US bans anti-war countries from Iraq deals
Governments outraged by ploy aimed at getting more troops
Julian Borger in Washington, Luke Harding in Berlin and Ewen MacAskill
Thursday December 11, 2003
The Pentagon's decision to exclude countries that opposed the Iraq invasion from bidding for reconstruction contracts provoked anger and incredulity in the capitals involved yesterday.
The bar on French, German, Russian and Canadian companies seeking more than $18bn (£10bn) in contracts, announced in a memorandum by the US deputy defence secretary, Paul Wolfowitz, immediately stalled attempts to heal post-war rifts.
The EU said it intended to examine whether the decision violated World Trade Organisation rules.
"We are asking the US to provide us with information so we can see whether or not their commitments with regard to the WTO have been respected," Arancha González, the trade spokeswoman for the European commission, told Reuters.
The first casualty was Washington's attempt to have Iraq's international debts written off, which is being led by a special White House envoy, the former secretary of state James Baker.
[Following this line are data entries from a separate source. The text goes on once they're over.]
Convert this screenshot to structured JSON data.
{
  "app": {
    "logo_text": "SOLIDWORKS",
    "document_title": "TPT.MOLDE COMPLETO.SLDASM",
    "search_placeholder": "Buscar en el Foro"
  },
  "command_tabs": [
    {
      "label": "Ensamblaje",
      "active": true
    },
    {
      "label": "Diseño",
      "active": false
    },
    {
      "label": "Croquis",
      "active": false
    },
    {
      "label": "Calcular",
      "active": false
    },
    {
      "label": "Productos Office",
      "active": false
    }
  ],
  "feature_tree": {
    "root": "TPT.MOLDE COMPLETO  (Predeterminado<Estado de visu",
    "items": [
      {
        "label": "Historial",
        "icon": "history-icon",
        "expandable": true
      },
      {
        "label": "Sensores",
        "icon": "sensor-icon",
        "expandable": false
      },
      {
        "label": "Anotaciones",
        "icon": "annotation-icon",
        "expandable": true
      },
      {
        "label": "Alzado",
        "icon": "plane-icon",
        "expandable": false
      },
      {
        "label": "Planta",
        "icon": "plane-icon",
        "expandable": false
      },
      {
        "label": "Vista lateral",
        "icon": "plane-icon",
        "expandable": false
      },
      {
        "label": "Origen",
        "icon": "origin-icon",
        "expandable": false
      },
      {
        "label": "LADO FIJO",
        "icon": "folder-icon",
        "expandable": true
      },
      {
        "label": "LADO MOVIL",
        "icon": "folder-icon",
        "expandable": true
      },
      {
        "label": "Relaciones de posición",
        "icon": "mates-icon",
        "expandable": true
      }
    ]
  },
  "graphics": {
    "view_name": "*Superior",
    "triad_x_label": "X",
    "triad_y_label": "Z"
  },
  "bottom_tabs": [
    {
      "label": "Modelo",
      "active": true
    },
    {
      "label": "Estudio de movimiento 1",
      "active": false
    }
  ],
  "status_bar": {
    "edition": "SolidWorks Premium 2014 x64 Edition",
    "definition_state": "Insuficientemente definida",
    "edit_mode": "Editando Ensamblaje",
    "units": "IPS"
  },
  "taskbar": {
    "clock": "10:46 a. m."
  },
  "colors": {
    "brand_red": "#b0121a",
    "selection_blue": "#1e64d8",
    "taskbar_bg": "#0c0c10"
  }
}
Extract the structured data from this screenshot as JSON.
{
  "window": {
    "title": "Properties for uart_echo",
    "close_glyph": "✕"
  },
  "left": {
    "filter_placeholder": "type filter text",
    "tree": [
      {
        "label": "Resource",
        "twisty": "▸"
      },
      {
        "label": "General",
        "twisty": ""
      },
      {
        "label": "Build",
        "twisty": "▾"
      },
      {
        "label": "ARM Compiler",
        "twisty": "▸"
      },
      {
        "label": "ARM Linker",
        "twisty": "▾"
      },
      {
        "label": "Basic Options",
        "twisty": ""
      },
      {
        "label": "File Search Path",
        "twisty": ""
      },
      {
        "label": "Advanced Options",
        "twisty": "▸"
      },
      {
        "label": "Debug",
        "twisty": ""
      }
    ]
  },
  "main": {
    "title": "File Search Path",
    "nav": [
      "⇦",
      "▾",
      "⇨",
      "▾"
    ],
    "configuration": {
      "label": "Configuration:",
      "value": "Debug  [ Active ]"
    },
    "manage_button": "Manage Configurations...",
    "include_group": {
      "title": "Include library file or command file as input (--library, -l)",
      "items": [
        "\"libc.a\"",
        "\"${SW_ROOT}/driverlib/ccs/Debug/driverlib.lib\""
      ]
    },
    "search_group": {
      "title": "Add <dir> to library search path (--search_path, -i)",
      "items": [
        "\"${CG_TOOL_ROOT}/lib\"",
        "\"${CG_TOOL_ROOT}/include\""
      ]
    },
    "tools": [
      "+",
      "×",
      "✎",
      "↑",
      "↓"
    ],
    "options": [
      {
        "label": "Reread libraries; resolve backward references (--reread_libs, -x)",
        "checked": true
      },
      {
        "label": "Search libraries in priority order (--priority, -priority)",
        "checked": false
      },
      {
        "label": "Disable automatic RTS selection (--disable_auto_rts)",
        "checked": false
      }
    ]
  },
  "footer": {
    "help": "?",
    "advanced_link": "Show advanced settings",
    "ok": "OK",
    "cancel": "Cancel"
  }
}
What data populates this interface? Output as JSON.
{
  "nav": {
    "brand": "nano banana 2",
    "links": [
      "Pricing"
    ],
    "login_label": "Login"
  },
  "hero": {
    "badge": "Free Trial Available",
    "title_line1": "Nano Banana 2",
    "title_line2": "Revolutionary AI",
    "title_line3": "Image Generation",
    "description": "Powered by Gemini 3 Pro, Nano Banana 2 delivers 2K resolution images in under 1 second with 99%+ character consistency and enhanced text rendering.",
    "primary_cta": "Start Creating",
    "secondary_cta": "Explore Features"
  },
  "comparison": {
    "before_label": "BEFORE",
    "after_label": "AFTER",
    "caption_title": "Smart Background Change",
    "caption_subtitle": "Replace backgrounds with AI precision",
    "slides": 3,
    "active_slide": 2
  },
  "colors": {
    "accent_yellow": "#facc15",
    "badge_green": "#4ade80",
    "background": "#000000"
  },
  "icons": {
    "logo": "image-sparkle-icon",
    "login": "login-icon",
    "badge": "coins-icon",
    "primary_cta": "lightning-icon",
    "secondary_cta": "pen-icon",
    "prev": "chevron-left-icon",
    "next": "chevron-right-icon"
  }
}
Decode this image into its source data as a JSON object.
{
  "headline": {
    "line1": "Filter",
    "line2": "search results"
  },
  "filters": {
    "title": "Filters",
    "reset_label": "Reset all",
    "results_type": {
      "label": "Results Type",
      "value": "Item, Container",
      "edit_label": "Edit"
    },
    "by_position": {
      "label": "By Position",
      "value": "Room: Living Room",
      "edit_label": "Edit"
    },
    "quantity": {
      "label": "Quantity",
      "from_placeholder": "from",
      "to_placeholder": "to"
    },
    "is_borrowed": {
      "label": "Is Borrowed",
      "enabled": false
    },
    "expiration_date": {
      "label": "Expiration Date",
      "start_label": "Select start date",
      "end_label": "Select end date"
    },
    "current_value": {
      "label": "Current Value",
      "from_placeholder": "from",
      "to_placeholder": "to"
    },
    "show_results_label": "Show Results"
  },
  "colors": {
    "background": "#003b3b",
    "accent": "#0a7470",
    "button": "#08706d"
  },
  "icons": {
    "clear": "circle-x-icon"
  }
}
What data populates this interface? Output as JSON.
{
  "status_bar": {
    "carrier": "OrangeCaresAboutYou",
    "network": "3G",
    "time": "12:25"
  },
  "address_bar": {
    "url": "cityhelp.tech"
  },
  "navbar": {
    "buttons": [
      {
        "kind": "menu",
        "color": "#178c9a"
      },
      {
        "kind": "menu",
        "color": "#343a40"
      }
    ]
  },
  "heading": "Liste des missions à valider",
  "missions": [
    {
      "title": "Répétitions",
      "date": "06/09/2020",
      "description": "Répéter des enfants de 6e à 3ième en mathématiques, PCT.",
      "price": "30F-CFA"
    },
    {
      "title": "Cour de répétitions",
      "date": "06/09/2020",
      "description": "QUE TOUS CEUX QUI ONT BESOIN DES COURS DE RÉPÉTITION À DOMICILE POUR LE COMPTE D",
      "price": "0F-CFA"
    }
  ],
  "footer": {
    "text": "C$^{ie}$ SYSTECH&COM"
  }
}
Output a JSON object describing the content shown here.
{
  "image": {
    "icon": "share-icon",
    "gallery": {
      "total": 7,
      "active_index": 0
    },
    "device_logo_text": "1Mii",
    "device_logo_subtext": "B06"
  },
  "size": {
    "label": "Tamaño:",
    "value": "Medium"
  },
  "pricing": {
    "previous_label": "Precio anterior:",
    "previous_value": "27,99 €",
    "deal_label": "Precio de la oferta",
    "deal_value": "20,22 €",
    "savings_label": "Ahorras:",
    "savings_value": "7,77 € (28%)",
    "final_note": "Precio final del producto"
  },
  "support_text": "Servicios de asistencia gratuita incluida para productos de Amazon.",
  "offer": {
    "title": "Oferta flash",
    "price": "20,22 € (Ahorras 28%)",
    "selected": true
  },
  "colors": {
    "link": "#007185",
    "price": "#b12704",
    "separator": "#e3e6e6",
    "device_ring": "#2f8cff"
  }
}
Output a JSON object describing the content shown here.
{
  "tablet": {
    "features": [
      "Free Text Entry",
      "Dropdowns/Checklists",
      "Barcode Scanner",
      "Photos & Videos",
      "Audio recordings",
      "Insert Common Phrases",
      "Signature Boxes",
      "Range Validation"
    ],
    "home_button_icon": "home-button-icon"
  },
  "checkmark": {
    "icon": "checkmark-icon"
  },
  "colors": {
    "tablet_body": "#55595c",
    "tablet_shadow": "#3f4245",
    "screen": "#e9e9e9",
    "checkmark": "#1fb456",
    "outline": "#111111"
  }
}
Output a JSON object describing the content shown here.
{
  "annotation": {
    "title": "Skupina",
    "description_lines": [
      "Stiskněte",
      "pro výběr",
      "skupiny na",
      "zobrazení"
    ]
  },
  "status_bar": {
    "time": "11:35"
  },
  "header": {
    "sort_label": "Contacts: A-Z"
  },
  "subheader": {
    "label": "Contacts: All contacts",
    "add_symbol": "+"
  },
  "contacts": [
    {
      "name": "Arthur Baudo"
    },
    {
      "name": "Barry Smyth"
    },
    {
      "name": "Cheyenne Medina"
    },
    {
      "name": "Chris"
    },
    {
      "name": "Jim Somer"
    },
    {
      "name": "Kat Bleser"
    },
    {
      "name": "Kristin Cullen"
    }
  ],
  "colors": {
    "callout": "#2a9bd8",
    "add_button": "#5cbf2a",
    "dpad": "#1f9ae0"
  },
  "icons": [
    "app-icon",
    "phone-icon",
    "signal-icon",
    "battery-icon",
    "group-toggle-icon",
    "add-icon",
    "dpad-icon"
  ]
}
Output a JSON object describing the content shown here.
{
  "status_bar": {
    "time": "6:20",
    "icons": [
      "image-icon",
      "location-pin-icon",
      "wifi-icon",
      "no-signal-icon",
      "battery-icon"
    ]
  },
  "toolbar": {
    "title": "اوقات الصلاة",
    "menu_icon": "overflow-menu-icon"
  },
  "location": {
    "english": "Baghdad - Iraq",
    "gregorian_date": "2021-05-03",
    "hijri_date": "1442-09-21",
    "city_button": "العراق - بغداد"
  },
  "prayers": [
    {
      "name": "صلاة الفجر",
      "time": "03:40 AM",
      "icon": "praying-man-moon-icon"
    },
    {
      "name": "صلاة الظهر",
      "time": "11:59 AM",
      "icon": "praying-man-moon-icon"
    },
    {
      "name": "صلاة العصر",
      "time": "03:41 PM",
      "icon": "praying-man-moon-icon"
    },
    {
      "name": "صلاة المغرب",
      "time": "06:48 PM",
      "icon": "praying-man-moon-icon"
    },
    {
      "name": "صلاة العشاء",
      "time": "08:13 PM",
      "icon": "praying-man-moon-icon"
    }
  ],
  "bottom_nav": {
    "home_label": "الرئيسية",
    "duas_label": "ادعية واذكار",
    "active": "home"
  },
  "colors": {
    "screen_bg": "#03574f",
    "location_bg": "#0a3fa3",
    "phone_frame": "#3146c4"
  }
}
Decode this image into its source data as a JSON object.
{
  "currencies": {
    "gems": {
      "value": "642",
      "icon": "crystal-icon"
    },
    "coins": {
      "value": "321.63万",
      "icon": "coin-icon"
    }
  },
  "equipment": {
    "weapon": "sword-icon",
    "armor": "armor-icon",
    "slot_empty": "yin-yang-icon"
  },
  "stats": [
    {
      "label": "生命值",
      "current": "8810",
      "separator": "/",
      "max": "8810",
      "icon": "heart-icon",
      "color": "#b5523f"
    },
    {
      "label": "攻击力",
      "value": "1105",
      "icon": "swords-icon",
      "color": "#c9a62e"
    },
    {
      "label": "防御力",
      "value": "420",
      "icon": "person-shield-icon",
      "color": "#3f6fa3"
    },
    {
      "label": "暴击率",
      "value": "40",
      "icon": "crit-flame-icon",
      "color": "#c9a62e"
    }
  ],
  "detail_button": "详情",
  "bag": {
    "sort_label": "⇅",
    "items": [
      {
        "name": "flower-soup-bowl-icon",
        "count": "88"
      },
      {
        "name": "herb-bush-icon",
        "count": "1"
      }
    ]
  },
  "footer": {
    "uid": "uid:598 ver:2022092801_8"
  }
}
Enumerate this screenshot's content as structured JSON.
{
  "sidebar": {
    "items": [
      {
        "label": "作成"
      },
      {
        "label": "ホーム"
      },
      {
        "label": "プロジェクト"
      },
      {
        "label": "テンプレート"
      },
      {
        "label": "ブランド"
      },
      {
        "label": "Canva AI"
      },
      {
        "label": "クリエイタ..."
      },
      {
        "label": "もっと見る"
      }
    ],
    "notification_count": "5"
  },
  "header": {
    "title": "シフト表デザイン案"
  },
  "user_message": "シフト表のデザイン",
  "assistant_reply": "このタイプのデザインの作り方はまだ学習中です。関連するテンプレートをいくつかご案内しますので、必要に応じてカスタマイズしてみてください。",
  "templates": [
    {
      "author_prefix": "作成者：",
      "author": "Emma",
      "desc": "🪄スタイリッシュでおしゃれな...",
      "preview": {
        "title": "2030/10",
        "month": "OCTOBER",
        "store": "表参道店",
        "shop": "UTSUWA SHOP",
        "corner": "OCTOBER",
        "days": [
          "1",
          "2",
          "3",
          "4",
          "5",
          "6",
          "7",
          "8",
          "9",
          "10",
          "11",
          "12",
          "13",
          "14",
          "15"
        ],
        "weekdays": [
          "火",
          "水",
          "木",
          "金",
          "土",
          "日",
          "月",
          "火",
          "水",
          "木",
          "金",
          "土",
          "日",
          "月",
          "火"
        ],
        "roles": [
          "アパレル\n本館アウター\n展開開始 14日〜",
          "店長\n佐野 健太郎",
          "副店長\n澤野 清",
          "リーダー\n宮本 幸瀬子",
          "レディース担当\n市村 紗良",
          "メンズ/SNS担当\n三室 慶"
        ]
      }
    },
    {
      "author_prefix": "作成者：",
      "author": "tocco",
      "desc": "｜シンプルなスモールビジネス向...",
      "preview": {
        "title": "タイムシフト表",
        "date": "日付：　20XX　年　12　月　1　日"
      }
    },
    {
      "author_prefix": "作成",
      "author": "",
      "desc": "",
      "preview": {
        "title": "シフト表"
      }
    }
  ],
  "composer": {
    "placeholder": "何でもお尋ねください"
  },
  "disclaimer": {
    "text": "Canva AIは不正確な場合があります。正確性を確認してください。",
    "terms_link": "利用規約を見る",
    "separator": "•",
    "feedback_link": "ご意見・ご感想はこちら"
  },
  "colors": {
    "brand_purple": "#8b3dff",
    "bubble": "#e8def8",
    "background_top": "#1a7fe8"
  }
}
Russia's defence minister, Sergei Ivanov, declared that Moscow was not interested in a deal, reversing the Putin government's readiness to negotiate.
"Iraq's debt to the Russian Federation comes to $8bn and as far as the Russian government's position on this, it is not planning any kind of a write-off of that debt," Mr Ivanov said.
The Pentagon's decision boosts the chances of British companies winning contracts, but the government was privately dismayed.
It is anxious that France and Germany should become involved in Iraq next year, and with as broad an international coalition as possible. It does not regard the US snub as helpful.
It wants French and German support for a new UN resolution in the spring to back the political process for a partial transfer of power to Iraqis, and for a UN-endorsed international force along the lines of those in Afghanistan and East Timor.
The German government spokesman, Bela Anda, said the decision was "not acceptable" and in contravention of "a spirit of looking to the future together".
The snub appears to have stunned German officials, who had believed that Berlin's relationship with Washington had improved since Chancellor Gerhard Schröder's meeting with President Bush in September.
The foreign minister, Joschka Fischer, said Germany had greeted the news with "astonishment".
The Canadian government threatened to cut off its contributions to the international reconstruction effort. In Paris a government spokesman questioned the legality of the restrictions under international trade regulations.